At the end of each course, we provide the learner with an in-depth progress report. This details all areas of learning covered and measures progress made against objectives set at the outset of training. It provides an assessment of the learner’s current ability level in the language along with areas of strength and weakness, and, importantly, includes recommendations for further learning. This might include, for example, listening to specific radio stations/podcasts/audiobooks/music; watching foreign-language TV and movies (perhaps with subtitles); using language-exchange platforms to converse with native speakers online; and reading particular media, such as news websites with articles adapted for different levels of language ability.
It’s also helpful for line managers and L&D professionals to receive end-of-course summaries with detailed information on course content and the skills delegates have developed during training. Managers can then actively support and encourage their staff to use their language skills as much as possible for social and business interactions with colleagues and contacts. They can help learners create opportunities to use their new skills, perhaps to introduce themselves in Russian at a conference, make a presentation in Spanish or take part in a conference call in French.

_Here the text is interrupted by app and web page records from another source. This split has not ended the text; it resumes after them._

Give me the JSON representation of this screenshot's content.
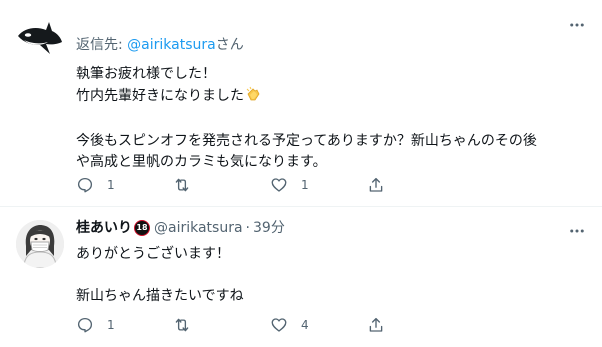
{
  "tweets": [
    {
      "reply_prefix": "返信先: ",
      "reply_mention": "@airikatsura",
      "reply_suffix": "さん",
      "lines": [
        "執筆お疲れ様でした！",
        "竹内先輩好きになりました",
        "",
        "今後もスピンオフを発売される予定ってありますか？新山ちゃんのその後",
        "や高成と里帆のカラミも気になります。"
      ],
      "emoji_icon": "clapping-hands-icon",
      "actions": {
        "reply_count": "1",
        "retweet_count": "",
        "like_count": "1",
        "share_count": ""
      }
    },
    {
      "name": "桂あいり",
      "badge": "18",
      "handle": "@airikatsura",
      "dot": "·",
      "time": "39分",
      "lines": [
        "ありがとうございます！",
        "",
        "新山ちゃん描きたいですね"
      ],
      "actions": {
        "reply_count": "1",
        "retweet_count": "",
        "like_count": "4",
        "share_count": ""
      }
    }
  ],
  "colors": {
    "text": "#0f1419",
    "secondary": "#536471",
    "link": "#1d9bf0",
    "divider": "#eff3f4"
  }
}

Through Virtual Learning Environments, learners can be signposted to high-quality digital resources to enhance their learning and further practise their skills. There is a huge collection of language-learning websites and apps of varying quality available; expert trainers should curate this content in order to direct learners to the most useful and effective resources. These might include, for example, online language-learning software, vocabulary-building apps, flashcard software, and grammar-practice activities online.
Learners can book a remote coaching session with a specialist trainer several weeks after course completion to discuss the impact of the course on business performance and objectives, and to provide practical advice on how to enhance use of language skills at work.
At Language Services Direct, we firmly believe in reflective training practice (as well as reflective learning) and ask learners to provide detailed feedback on all aspects of their training, from the quality of their course materials to the amount and utility of self-study assignments. This, of course, includes feedback on the impact of our training courses on our learners’ work and business objectives, so that we can continue to learn and improve our performance in this important area too.